START Supplied material

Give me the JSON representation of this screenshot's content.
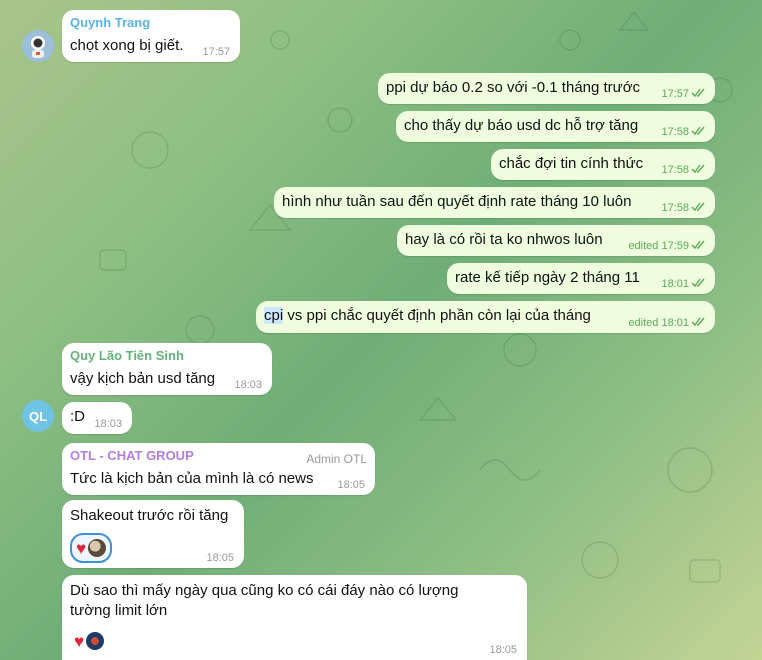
{
  "chat": {
    "m1": {
      "sender": "Quynh Trang",
      "sender_color": "#5bb3e8",
      "text": "chọt xong bị giết.",
      "time": "17:57"
    },
    "outgoing": [
      {
        "text": "ppi dự báo 0.2 so với -0.1 tháng trước",
        "time": "17:57"
      },
      {
        "text": "cho thấy dự báo usd dc hỗ trợ tăng",
        "time": "17:58"
      },
      {
        "text": "chắc đợi tin cính thức",
        "time": "17:58"
      },
      {
        "text": "hình như tuần sau đến quyết định rate tháng 10 luôn",
        "time": "17:58"
      },
      {
        "text": "hay là có rồi ta ko nhwos luôn",
        "time": "edited 17:59"
      },
      {
        "text": "rate kế tiếp ngày 2 tháng 11",
        "time": "18:01"
      },
      {
        "text_highlight": "cpi",
        "text_rest": " vs ppi chắc quyết định phần còn lại của tháng",
        "time": "edited 18:01"
      }
    ],
    "m9": {
      "sender": "Quy Lão Tiên Sinh",
      "sender_color": "#63b37a",
      "text": "vậy kịch bản usd tăng",
      "time": "18:03"
    },
    "m10": {
      "avatar_initials": "QL",
      "avatar_color": "#6fc3e3",
      "text": ":D",
      "time": "18:03"
    },
    "m11": {
      "sender": "OTL - CHAT GROUP",
      "sender_color": "#b27fe0",
      "role": "Admin OTL",
      "text": "Tức là kịch bản của mình là có news",
      "time": "18:05"
    },
    "m12": {
      "text": "Shakeout trước rồi tăng",
      "time": "18:05"
    },
    "m13": {
      "text_line1": "Dù sao thì mấy ngày qua cũng ko có cái đáy nào có lượng",
      "text_line2": "tường limit lớn",
      "time": "18:05"
    }
  },
  "icons": {
    "check": "double-check-icon",
    "heart": "heart-reaction-icon",
    "react_avatar": "reactor-avatar"
  },
  "colors": {
    "outgoing_bubble": "#effdde",
    "incoming_bubble": "#ffffff",
    "accent": "#3f8fd3"
  }
}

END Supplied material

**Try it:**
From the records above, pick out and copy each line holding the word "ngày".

**Completed exercise:**
        "text": "rate kế tiếp ngày 2 tháng 11",
      "text_line1": "Dù sao thì mấy ngày qua cũng ko có cái đáy nào có lượng",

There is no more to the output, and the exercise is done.